Mozilla CEO: Open source is no monster

Mozilla CEO: Open source is no monster

Summary: Open source is nothing to be afraid of, according to Mozilla's chief executive officer.

SHARE:

In a wide-ranging interview with ZDNet Australia, Mozilla's chief executive officer says open source is nothing to be afraid of (please use the Playlist below to select from four videos).

Mitchell Baker, speaking at CeBIT Australia 2007 in Sydney earlier this week, destroyed the perception that open-source vendors were just ad hoc organisations. Baker claimed Mozilla was not "Frankenstein", dispelling notions that code is haphazardly thrown together in open-source development.

She also took the chance to bang the security message home, claiming in 2006 Internet Explorer (IE) was vulnerable to attack for 285 days compared to just 9 days for Firefox.

Meanwhile in an interview with ZDNet Australia on Wednesday Baker took a swipe at Microsoft and the software giant's definition of collaboration.

"I don't think you should let a word or concept as important as collaboration be defined by Microsoft to mean calendar and e-mail integration.

"Collaboration, especially for millions of people on the Web is about many other things."

Baker believes that the creation of Firefox and the Mozilla Foundation is a living example of what collaboration can produce.

While she wasn't dismissive of e-mail and calendar integration, Baker said the level of collaboration that Mozilla and other open-source projects demonstrate dwarf the interaction between those two pieces of software.

The Mozilla CEO also acknowledged that competition was heating up in the browser space. According to Baker, Microsoft is taking notice of Firefox and "is back investing in the browser".

"It is very clear that IE will have a least one nice feature that we don't. That I think we should take as a given," she said.

"Most people like Firefox and they trust Firefox, and that is because of the way we build it. We don't have anything to hide behind. We can't hide behind our mistakes because they are all out there in the public," she added.

Topics: Open Source, Browser, Collaboration

Munir Kotadia

About Munir Kotadia

Munir first became involved with online publishing in 1998 when he joined ZDNet UK and later moved into print publishing as Chief Reporter for IT Week, part of ZDNet UK, a weekly trade newspaper targeted at Enterprise IT managers. He later moved back into online publishing as Senior News Reporter for ZDNet UK.

Munir was recognised as Australia's Best Technology Columnist at the 5th Annual Sun Microsystems IT Journalism Awards 2007. In the previous year he was named Best News Journalist at the Consensus IT Writers Awards.

He no longer uses his Commodore 64.

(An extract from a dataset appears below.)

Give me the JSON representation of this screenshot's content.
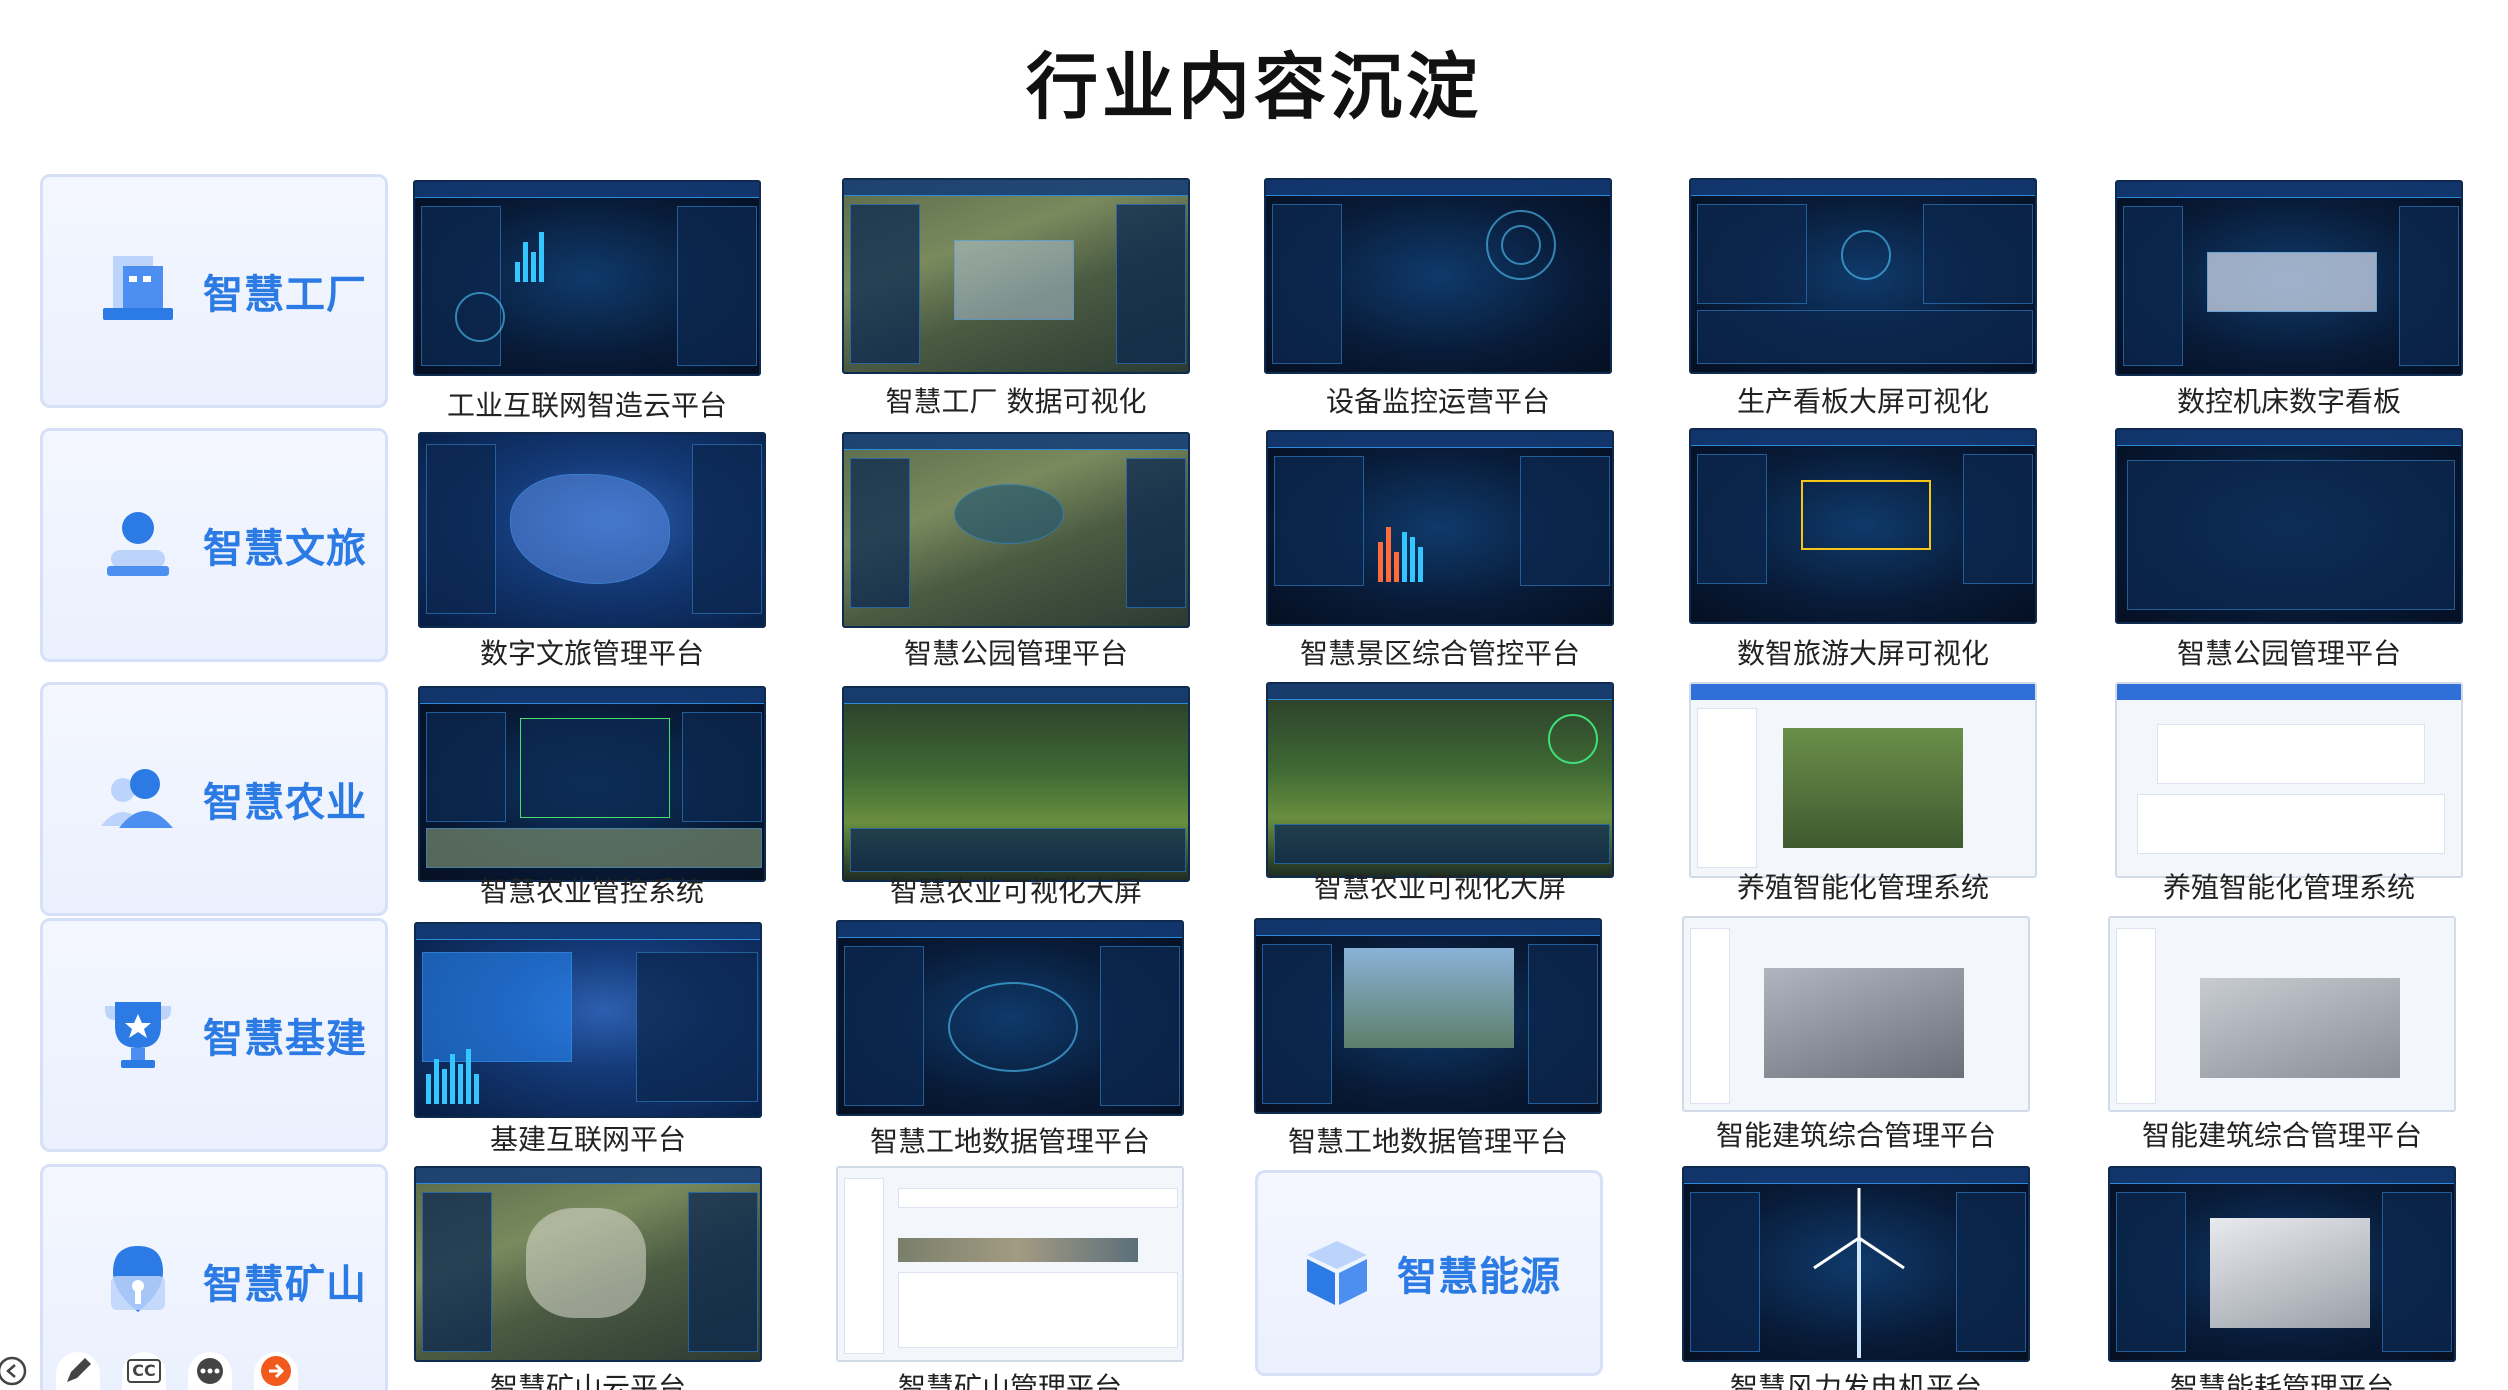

Kick off your day with ZDNet's daily email newsletter. It's the freshest tech news and opinion, served hot. Get it.

Talkback

2 comments
Log in or register to join the discussion
  • Adobe bought out Macromedia

    Google News and other aggregator sites show this in the description:

    You'll need Macromedia Flash Player 8 or above in order to view some of our content.

    It's also in the website HTML. The links to the Flash Player installer are to the Adobe website, but the name is still outdated.
    anonymous
  • Firefox has always been a more secure browsing experience

    As a Firefox user I can tell you that I have alway been very happy with the speed that any security holes are fixed at. This is probably due to the fact that Firefox developers are dedicated to their cause and believe in creating a better browsing experience, and want to maintain this perception in the market. As I developer I use both browsers to test the web apps I build and have found that for the past couple of years, that Microsoft have been playing the catchup game when it comes to introducing new features and functionality to their browser. http://www.subske.com
    anonymous